PSA is growing faster than the market too – sales in the first ten months of 2007 were up 32%, while the overall Mercosur market grew 28%. “We are having to run fast because the market is running fast,” said Vincent Rambaud, PSA’s director of Mercosur operations. Rambaud has been given responsibility for running the region by Streiff, who wants a more local approach to running PSA’s emerging markets operations rather than tightly controlling them from Paris.

To achieve Streiff’s goal of catching Fiat, VW, GM and Ford, PSA is planning to pump around €500m in to its plants in Brazil and Argentina between now and the first half of 2009 – around €150m to upgrade facilities, and €350m on developing 12 new models – or variations on existing PSA models – specifically for Latin America by 2010. “We need to improve our market coverage,” said Rambaud. “In five years time we will have doubled the number of body styles on offer, and we will cover 80% of the market.” Streiff concurs: “The model plan is very rich,” he said.

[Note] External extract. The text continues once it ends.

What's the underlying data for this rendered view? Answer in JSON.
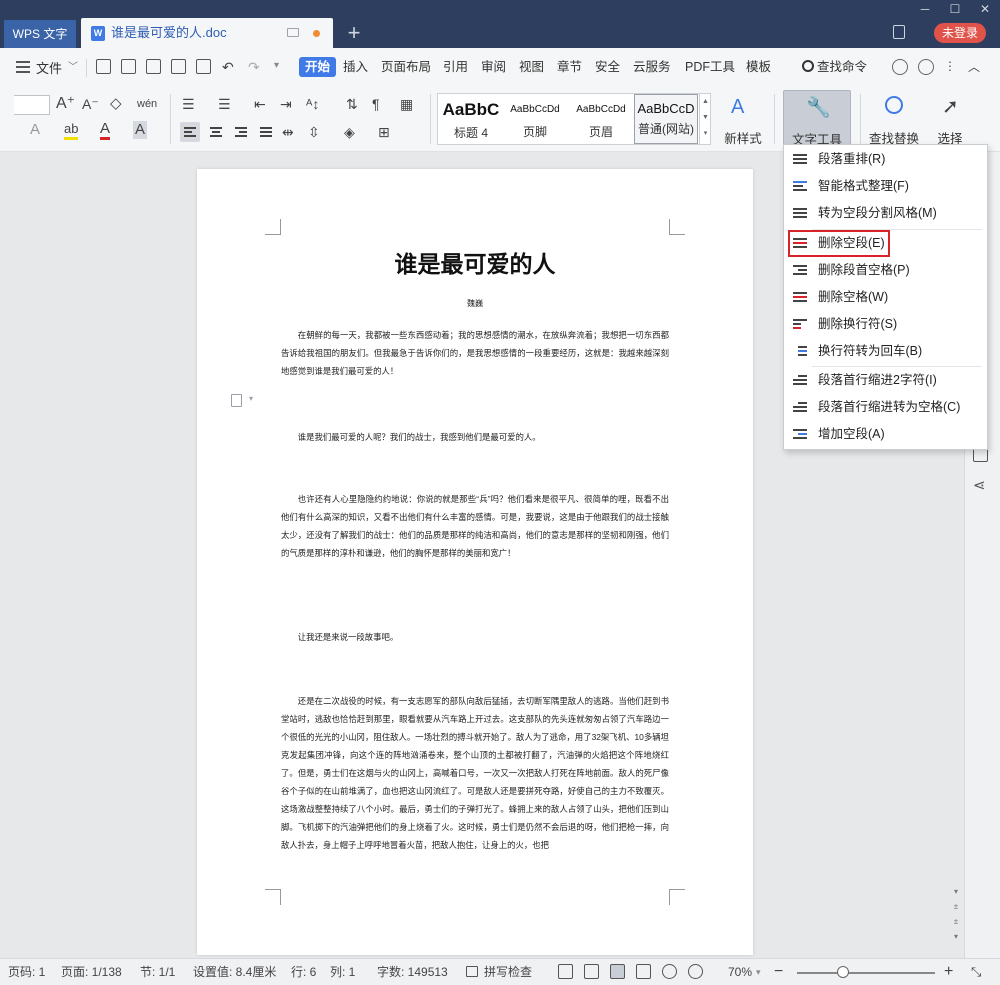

Rambaud believes Mercosur-specific models have to be “adapted in more than detail”, and as a result, engineers familiar with the needs and tastes of the Mercosur market have been hired to run the local engineering office.

Already a number of specific local variants, in addition to the sedan C4 and 307, have been developed, including a version of the Peugeot 206SW badged Escapade, with add-on plastic wheel arches and a higher suspension, to cope with poor quality Latin American roads. A similar variant of the Citroen C3, the C3 XTR, is also made. Another feature of local models is “tropicalisation” – adapting the cars to cope with more consistently hot climates.

Improving distribution is also part of the plans, with a target to expand the dealer networks for the two brands in Mercosur from 300 at the end of 2006 to 450 by the end of 2010. Around 60-70% of the Brazilian market is accounted for by the two biggest cities – Sao Paulo and Rio de Janeiro.

We’ll not know if Streiff’s strategy has worked for a while yet. But if in 10 years’ time the streets of Buenos Aires and Rio are filled with ageing but loved C4 Pallas and 307 sedan models, we can be sure that he’s cracked it.

Mark Bursa

See also: EMERGING MARKETS ANALYSIS: PSA’s Mercosur plants – a tale of two factories